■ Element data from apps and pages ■
[Start of section]

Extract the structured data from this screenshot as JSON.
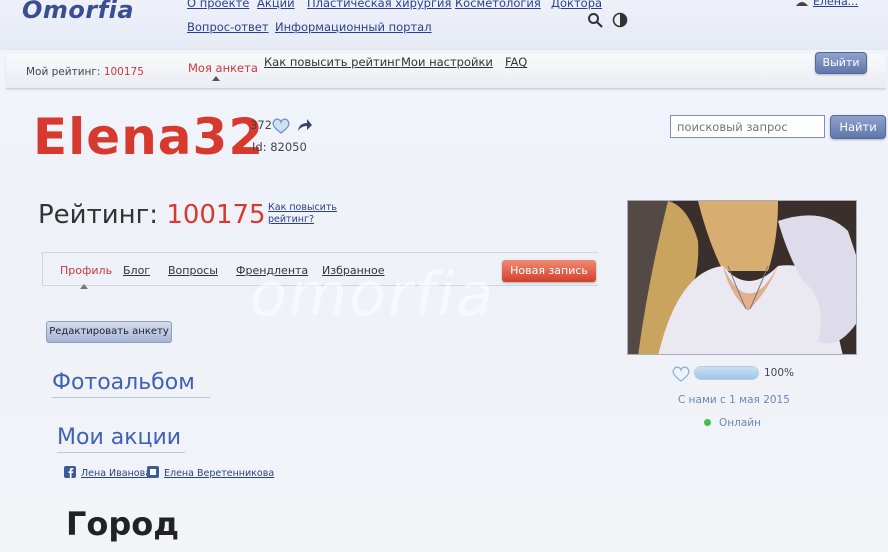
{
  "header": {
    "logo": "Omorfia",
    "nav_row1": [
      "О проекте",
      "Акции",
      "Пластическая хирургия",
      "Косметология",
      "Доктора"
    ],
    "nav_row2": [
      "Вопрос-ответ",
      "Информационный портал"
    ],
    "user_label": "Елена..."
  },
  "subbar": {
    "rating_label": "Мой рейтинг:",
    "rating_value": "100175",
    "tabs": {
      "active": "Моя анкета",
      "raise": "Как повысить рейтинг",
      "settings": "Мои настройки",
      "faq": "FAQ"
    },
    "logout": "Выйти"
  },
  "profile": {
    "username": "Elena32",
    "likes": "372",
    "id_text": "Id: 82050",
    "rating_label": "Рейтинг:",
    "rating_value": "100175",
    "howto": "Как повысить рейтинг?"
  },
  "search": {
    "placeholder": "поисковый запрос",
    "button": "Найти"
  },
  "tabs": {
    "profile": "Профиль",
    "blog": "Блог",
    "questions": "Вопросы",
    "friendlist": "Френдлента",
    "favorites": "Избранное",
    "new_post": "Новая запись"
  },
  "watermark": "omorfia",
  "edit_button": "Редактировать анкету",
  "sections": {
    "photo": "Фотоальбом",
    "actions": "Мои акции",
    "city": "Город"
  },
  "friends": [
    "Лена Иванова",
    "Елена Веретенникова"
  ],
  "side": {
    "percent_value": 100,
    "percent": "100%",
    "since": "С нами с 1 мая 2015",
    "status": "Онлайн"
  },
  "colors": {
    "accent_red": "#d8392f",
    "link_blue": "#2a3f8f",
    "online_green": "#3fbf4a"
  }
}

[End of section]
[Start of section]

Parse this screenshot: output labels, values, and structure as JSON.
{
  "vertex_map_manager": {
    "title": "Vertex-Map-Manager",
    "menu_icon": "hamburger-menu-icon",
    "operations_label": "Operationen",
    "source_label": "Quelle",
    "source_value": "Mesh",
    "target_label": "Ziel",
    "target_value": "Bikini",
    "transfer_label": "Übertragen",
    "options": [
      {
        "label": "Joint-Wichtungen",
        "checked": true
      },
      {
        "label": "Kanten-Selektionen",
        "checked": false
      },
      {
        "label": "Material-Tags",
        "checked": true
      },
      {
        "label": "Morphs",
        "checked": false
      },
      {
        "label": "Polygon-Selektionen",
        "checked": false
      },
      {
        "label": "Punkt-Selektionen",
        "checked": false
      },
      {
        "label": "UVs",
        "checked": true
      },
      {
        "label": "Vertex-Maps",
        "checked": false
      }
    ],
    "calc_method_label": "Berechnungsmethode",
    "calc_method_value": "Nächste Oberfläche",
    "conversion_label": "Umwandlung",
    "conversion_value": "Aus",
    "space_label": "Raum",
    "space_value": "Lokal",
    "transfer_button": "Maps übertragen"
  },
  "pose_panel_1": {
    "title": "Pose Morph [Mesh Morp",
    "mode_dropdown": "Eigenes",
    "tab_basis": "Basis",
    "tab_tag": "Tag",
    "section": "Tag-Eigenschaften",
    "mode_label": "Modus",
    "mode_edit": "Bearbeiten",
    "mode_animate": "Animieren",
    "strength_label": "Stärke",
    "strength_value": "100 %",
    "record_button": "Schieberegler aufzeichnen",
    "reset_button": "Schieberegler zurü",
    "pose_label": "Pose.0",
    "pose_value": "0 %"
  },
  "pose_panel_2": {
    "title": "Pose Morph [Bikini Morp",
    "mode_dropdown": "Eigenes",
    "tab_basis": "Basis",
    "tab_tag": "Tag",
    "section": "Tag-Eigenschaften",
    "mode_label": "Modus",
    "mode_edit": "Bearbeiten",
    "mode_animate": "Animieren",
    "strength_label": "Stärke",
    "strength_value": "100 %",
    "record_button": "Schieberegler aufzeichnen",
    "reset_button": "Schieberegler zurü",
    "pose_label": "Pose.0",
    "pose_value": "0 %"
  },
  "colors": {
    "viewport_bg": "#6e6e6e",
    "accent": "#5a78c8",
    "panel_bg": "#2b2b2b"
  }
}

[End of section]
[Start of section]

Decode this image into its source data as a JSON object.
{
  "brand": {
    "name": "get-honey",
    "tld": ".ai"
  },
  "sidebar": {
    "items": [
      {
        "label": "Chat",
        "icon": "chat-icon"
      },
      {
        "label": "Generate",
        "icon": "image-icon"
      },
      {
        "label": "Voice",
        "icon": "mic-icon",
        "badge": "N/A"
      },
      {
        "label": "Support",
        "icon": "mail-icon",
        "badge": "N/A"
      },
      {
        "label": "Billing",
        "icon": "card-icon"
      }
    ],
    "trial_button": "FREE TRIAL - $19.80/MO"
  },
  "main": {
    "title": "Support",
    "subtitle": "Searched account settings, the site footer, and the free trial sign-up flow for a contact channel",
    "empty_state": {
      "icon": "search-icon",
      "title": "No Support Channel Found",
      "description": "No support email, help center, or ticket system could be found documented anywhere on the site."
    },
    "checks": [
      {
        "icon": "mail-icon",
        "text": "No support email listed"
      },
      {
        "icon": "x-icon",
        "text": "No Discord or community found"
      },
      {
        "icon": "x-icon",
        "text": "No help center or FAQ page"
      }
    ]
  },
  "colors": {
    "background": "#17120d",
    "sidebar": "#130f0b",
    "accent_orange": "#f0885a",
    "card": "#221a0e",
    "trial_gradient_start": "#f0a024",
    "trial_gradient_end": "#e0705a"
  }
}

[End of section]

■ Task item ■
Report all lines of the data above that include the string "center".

■ Answer box ■
      "description": "No support email, help center, or ticket system could be found documented anywhere on the site."
        "text": "No help center or FAQ page"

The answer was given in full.